“Bad Cinderella”: Is It Called “Bad” for a Reason?


Stacey Krivitsky

Courtesy of Stacey Krivitsky

Get ready for a fun fairy tale rewrite! The famed composer Andrew Lloyd Webber’s unbroken streak, with at least one of his musicals playing on Broadway since 1979, will now not end with the closing of The Phantom of the Opera in April of 2023. Webber’s latest musical, Bad Cinderella, recently began previews on Broadway at the Imperial Theatre after previously running in the West End through 2022. The Broadway production stars Latina actress Linedy Genao as the rebellious title character, rising star Jordan Dobson as Prince Sebastian, and stage veterans Carolee Carmello and Grace McLean as the evil stepmother and the queen, respectively.

Forget everything you know about the classic fairytale, because in the beautiful kingdom of Belleville, the queen’s beloved, talented, firstborn son, Prince Charming has died in a battle against a dragon. His younger brother, Prince Sebastian, is cowardly and puny. The queen builds a memorial statue in honor of Prince Charming. At the ceremony, Belleville citizens are shocked to see that the statue has been vandalized. Instantly, the townspeople blame the local misfit, Cinderella, a rebellious and outspoken maid. The local hunks capture her and tie her to a tree in the woods. Prince Sebastian is Cinderella’s only childhood friend and arrives to rescue and tease her.

At home, Cinderella struggles with her pompous stepsisters, Adele and Marie. They complain that Cinderella makes their lives difficult; her stepmother threatens to kick Cinderella out of the house if she causes any more trouble. The queen soon decides that in order to save the town’s reputation, she must throw a royal ball for Prince Sebastian to choose a bride. Determined to go to the ball, Cinderella visits the fairy godmother to become ‘beautiful.’ She trades her mother’s precious necklace in exchange for a beautiful gown and crystal heels.

At the ball, Prince Sebastian does not notice Cinderella due to her brand-new appearance. Cinderella’s stepmother and stepsisters are also at the ball, and her stepmother instructs Adele to kiss Prince Sebastian at the stroke of midnight. She does so, and the queen declares that Adele is Prince Sebastian’s bride. Cinderella leaves, heartbroken and in despair at losing not only her only best friend but also her true love.
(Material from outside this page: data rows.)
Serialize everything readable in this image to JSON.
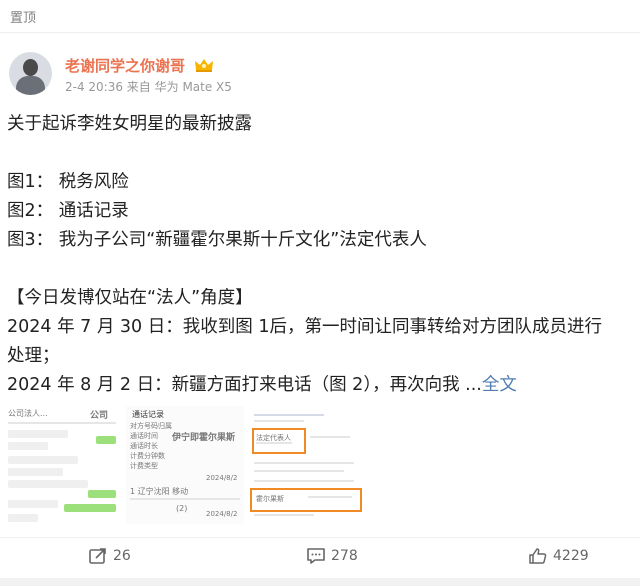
{
  "header": {
    "pinned_label": "置顶"
  },
  "post": {
    "author": "老谢同学之你谢哥",
    "meta": "2-4 20:36 来自 华为 Mate X5",
    "lines": [
      "关于起诉李姓女明星的最新披露",
      "",
      "图1： 税务风险",
      "图2： 通话记录",
      "图3： 我为子公司“新疆霍尔果斯十斤文化”法定代表人",
      "",
      "【今日发博仅站在“法人”角度】",
      "2024 年 7 月 30 日：我收到图 1后，第一时间让同事转给对方团队成员进行",
      "处理；"
    ],
    "last_line": "2024 年 8 月 2 日：新疆方面打来电话（图 2），再次向我 ...",
    "more_link": "全文"
  },
  "images": {
    "img1": {
      "header": "公司",
      "ocr": [
        "公司法人..."
      ]
    },
    "img2": {
      "title": "通话记录",
      "rows": [
        "对方号码归属",
        "通话时间",
        "通话时长",
        "计费分钟数",
        "计费类型"
      ],
      "highlight": "伊宁即霍尔果斯",
      "date1": "2024/8/2",
      "location": "1 辽宁沈阳 移动",
      "date2": "2024/8/2",
      "count": "(2)"
    },
    "img3": {
      "label1": "法定代表人",
      "label2": "霍尔果斯"
    }
  },
  "actions": {
    "repost_count": "26",
    "comment_count": "278",
    "like_count": "4229"
  },
  "colors": {
    "author": "#eb7350",
    "link": "#507daf",
    "badge": "#f7b500"
  }
}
At the wedding of Adele and Prince Sebastian, Prince Charming shockingly appears. Belleville learns that he had faked his death to prevent his own arranged marriage and has returned to marry the love of his life, Duc de Violette, and to save Prince Sebastian. Cinderella assumes Prince Sebastian has gotten married and plans to leave Belleville. Just before her departure, Prince Sebastian arrives with her mother’s necklace and explains to her what has happened. Cinderella forgives Sebastian and they decide to run away together and ultimately share a poignant kiss.
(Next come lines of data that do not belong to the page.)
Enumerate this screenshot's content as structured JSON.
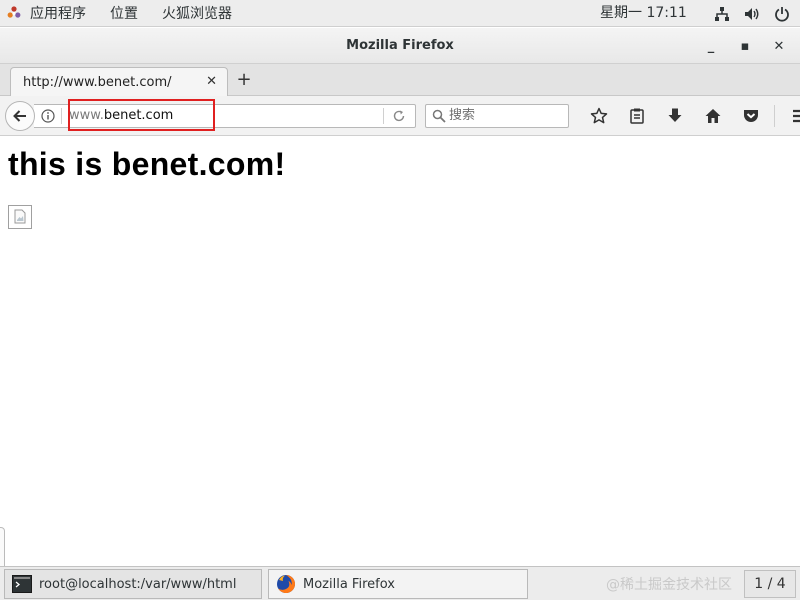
{
  "topbar": {
    "apps_label": "应用程序",
    "places_label": "位置",
    "firefox_label": "火狐浏览器",
    "clock": "星期一 17:11"
  },
  "window": {
    "title": "Mozilla Firefox",
    "minimize": "_",
    "maximize": "▪",
    "close": "✕"
  },
  "tab": {
    "title": "http://www.benet.com/",
    "close": "✕",
    "new_tab": "+"
  },
  "navbar": {
    "url_prefix": "www.",
    "url_host": "benet.com",
    "search_placeholder": "搜索"
  },
  "page": {
    "heading": "this is benet.com!"
  },
  "taskbar": {
    "items": [
      {
        "label": "root@localhost:/var/www/html",
        "icon": "terminal-icon"
      },
      {
        "label": "Mozilla Firefox",
        "icon": "firefox-icon"
      }
    ],
    "watermark": "@稀土掘金技术社区",
    "pager": "1 / 4"
  },
  "colors": {
    "highlight_border": "#e02020"
  }
}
I saw the first preview of Bad Cinderella on February 17. I was a bit hesitant after seeing poor comments and reviews online, but it exceeded my expectations. All the components of the show were incredible; the actors, actresses, costumes, music, and set were all so gorgeous. I particularly enjoyed the royal ball scene and the beautiful gowns. A preview of a Broadway show may often include various issues such as sudden stops and mistakes, but my experience seeing the preview was remarkable, and I did not notice any obvious problems. My only critique is that the fairy godmother scene seemed very rushed. One minute, Cinderella is in her home, arguing with her stepmother and stepsisters, and the next minute, the fairy godmother abruptly appears. It seemed very hurried and sudden, and I was confused about how the fairy godmother had actually arrived. Nevertheless, I really enjoyed Bad Cinderella. Furthermore, I love that this adaptation adds inclusivity, with a Latina lead and same-sex marriage, and is relatable with its down-to-earth characters and theme of hunting for perfection.

Like Andrew Lloyd Webber’s Cats and The Phantom of the Opera, Bad Cinderella is an extraordinary contemporary musical adaptation of the classic fairytale we all know and love and is truly a must-see. The only “bad” thing about this musical is Cinderella’s rebellious personality!